### WHAT YOU SHOULD DO:
Could you extract every entry below and reproduce it exactly?

-- DATA LISTING follows --

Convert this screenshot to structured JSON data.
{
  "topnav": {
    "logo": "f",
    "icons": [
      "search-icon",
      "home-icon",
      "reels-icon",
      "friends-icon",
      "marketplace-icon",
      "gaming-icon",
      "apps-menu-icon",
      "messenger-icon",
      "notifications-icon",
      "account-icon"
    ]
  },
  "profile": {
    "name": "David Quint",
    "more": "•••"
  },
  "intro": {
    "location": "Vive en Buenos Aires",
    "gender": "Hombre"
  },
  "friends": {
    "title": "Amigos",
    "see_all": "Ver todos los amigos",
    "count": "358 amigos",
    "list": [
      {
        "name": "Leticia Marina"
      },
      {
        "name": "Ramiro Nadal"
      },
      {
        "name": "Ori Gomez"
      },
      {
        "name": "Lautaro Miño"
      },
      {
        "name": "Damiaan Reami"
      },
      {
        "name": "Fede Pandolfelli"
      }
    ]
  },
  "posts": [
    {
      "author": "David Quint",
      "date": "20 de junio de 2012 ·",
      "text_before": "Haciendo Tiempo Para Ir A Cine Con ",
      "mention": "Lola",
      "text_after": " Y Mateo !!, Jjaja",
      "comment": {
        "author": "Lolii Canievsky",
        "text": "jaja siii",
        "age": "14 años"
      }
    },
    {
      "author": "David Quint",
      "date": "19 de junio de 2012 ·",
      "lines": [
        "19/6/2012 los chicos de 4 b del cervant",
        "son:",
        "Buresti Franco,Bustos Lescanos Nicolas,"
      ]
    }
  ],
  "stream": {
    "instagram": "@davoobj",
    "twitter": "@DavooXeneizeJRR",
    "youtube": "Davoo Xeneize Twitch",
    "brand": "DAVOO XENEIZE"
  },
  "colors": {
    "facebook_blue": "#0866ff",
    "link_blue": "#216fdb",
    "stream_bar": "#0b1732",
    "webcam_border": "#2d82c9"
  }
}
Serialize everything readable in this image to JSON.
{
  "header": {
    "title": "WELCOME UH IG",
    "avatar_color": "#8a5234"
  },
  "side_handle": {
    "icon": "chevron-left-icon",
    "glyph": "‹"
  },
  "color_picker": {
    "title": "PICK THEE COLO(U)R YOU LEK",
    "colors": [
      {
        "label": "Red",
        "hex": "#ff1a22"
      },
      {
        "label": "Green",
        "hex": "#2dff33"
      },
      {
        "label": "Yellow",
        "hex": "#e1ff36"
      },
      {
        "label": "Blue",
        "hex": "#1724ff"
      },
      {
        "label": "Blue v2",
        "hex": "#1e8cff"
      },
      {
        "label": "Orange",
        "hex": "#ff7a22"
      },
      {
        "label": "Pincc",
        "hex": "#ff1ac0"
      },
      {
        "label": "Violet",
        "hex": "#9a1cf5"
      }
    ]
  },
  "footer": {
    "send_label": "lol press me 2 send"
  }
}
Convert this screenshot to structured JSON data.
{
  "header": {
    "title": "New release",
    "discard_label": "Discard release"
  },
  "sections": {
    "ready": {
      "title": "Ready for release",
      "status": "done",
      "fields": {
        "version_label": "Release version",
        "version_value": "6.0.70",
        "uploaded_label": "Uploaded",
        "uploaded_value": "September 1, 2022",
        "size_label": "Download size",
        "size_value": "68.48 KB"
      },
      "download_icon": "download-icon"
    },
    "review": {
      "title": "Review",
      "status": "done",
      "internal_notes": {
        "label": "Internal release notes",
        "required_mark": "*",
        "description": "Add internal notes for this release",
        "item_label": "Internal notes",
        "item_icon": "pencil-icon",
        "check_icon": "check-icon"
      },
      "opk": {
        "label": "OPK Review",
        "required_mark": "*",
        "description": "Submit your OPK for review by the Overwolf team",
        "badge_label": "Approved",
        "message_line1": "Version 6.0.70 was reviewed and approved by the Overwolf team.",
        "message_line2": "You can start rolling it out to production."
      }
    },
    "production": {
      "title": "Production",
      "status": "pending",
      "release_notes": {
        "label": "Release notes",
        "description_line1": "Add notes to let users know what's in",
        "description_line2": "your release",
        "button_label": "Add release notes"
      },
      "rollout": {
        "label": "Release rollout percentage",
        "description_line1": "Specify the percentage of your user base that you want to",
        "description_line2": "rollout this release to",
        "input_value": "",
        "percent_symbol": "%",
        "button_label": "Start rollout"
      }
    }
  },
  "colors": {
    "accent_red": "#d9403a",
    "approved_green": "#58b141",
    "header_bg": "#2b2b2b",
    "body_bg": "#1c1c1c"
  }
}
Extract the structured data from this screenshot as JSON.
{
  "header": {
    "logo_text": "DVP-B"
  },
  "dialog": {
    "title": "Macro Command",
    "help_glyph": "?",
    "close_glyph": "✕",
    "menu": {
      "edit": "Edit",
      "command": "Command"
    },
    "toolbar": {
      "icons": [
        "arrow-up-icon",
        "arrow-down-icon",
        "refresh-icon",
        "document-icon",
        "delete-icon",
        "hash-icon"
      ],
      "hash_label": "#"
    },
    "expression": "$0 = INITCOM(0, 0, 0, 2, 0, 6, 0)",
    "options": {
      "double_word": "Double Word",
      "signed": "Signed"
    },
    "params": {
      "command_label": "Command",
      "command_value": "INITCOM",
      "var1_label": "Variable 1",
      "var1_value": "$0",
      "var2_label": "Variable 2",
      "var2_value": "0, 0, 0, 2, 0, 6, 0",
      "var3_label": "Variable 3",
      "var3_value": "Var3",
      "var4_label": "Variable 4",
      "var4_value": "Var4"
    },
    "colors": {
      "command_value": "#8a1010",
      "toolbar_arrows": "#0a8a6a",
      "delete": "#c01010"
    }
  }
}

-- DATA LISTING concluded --

### EXERCISE ANSWER:
Convert this screenshot to structured JSON data.
{
  "topnav": {
    "logo": "f",
    "icons": [
      "search-icon",
      "home-icon",
      "reels-icon",
      "friends-icon",
      "marketplace-icon",
      "gaming-icon",
      "apps-menu-icon",
      "messenger-icon",
      "notifications-icon",
      "account-icon"
    ]
  },
  "profile": {
    "name": "David Quint",
    "more": "•••"
  },
  "intro": {
    "location": "Vive en Buenos Aires",
    "gender": "Hombre"
  },
  "friends": {
    "title": "Amigos",
    "see_all": "Ver todos los amigos",
    "count": "358 amigos",
    "list": [
      {
        "name": "Leticia Marina"
      },
      {
        "name": "Ramiro Nadal"
      },
      {
        "name": "Ori Gomez"
      },
      {
        "name": "Lautaro Miño"
      },
      {
        "name": "Damiaan Reami"
      },
      {
        "name": "Fede Pandolfelli"
      }
    ]
  },
  "posts": [
    {
      "author": "David Quint",
      "date": "20 de junio de 2012 ·",
      "text_before": "Haciendo Tiempo Para Ir A Cine Con ",
      "mention": "Lola",
      "text_after": " Y Mateo !!, Jjaja",
      "comment": {
        "author": "Lolii Canievsky",
        "text": "jaja siii",
        "age": "14 años"
      }
    },
    {
      "author": "David Quint",
      "date": "19 de junio de 2012 ·",
      "lines": [
        "19/6/2012 los chicos de 4 b del cervant",
        "son:",
        "Buresti Franco,Bustos Lescanos Nicolas,"
      ]
    }
  ],
  "stream": {
    "instagram": "@davoobj",
    "twitter": "@DavooXeneizeJRR",
    "youtube": "Davoo Xeneize Twitch",
    "brand": "DAVOO XENEIZE"
  },
  "colors": {
    "facebook_blue": "#0866ff",
    "link_blue": "#216fdb",
    "stream_bar": "#0b1732",
    "webcam_border": "#2d82c9"
  }
}
Serialize everything readable in this image to JSON.
{
  "header": {
    "title": "WELCOME UH IG",
    "avatar_color": "#8a5234"
  },
  "side_handle": {
    "icon": "chevron-left-icon",
    "glyph": "‹"
  },
  "color_picker": {
    "title": "PICK THEE COLO(U)R YOU LEK",
    "colors": [
      {
        "label": "Red",
        "hex": "#ff1a22"
      },
      {
        "label": "Green",
        "hex": "#2dff33"
      },
      {
        "label": "Yellow",
        "hex": "#e1ff36"
      },
      {
        "label": "Blue",
        "hex": "#1724ff"
      },
      {
        "label": "Blue v2",
        "hex": "#1e8cff"
      },
      {
        "label": "Orange",
        "hex": "#ff7a22"
      },
      {
        "label": "Pincc",
        "hex": "#ff1ac0"
      },
      {
        "label": "Violet",
        "hex": "#9a1cf5"
      }
    ]
  },
  "footer": {
    "send_label": "lol press me 2 send"
  }
}
Convert this screenshot to structured JSON data.
{
  "header": {
    "title": "New release",
    "discard_label": "Discard release"
  },
  "sections": {
    "ready": {
      "title": "Ready for release",
      "status": "done",
      "fields": {
        "version_label": "Release version",
        "version_value": "6.0.70",
        "uploaded_label": "Uploaded",
        "uploaded_value": "September 1, 2022",
        "size_label": "Download size",
        "size_value": "68.48 KB"
      },
      "download_icon": "download-icon"
    },
    "review": {
      "title": "Review",
      "status": "done",
      "internal_notes": {
        "label": "Internal release notes",
        "required_mark": "*",
        "description": "Add internal notes for this release",
        "item_label": "Internal notes",
        "item_icon": "pencil-icon",
        "check_icon": "check-icon"
      },
      "opk": {
        "label": "OPK Review",
        "required_mark": "*",
        "description": "Submit your OPK for review by the Overwolf team",
        "badge_label": "Approved",
        "message_line1": "Version 6.0.70 was reviewed and approved by the Overwolf team.",
        "message_line2": "You can start rolling it out to production."
      }
    },
    "production": {
      "title": "Production",
      "status": "pending",
      "release_notes": {
        "label": "Release notes",
        "description_line1": "Add notes to let users know what's in",
        "description_line2": "your release",
        "button_label": "Add release notes"
      },
      "rollout": {
        "label": "Release rollout percentage",
        "description_line1": "Specify the percentage of your user base that you want to",
        "description_line2": "rollout this release to",
        "input_value": "",
        "percent_symbol": "%",
        "button_label": "Start rollout"
      }
    }
  },
  "colors": {
    "accent_red": "#d9403a",
    "approved_green": "#58b141",
    "header_bg": "#2b2b2b",
    "body_bg": "#1c1c1c"
  }
}
Extract the structured data from this screenshot as JSON.
{
  "header": {
    "logo_text": "DVP-B"
  },
  "dialog": {
    "title": "Macro Command",
    "help_glyph": "?",
    "close_glyph": "✕",
    "menu": {
      "edit": "Edit",
      "command": "Command"
    },
    "toolbar": {
      "icons": [
        "arrow-up-icon",
        "arrow-down-icon",
        "refresh-icon",
        "document-icon",
        "delete-icon",
        "hash-icon"
      ],
      "hash_label": "#"
    },
    "expression": "$0 = INITCOM(0, 0, 0, 2, 0, 6, 0)",
    "options": {
      "double_word": "Double Word",
      "signed": "Signed"
    },
    "params": {
      "command_label": "Command",
      "command_value": "INITCOM",
      "var1_label": "Variable 1",
      "var1_value": "$0",
      "var2_label": "Variable 2",
      "var2_value": "0, 0, 0, 2, 0, 6, 0",
      "var3_label": "Variable 3",
      "var3_value": "Var3",
      "var4_label": "Variable 4",
      "var4_value": "Var4"
    },
    "colors": {
      "command_value": "#8a1010",
      "toolbar_arrows": "#0a8a6a",
      "delete": "#c01010"
    }
  }
}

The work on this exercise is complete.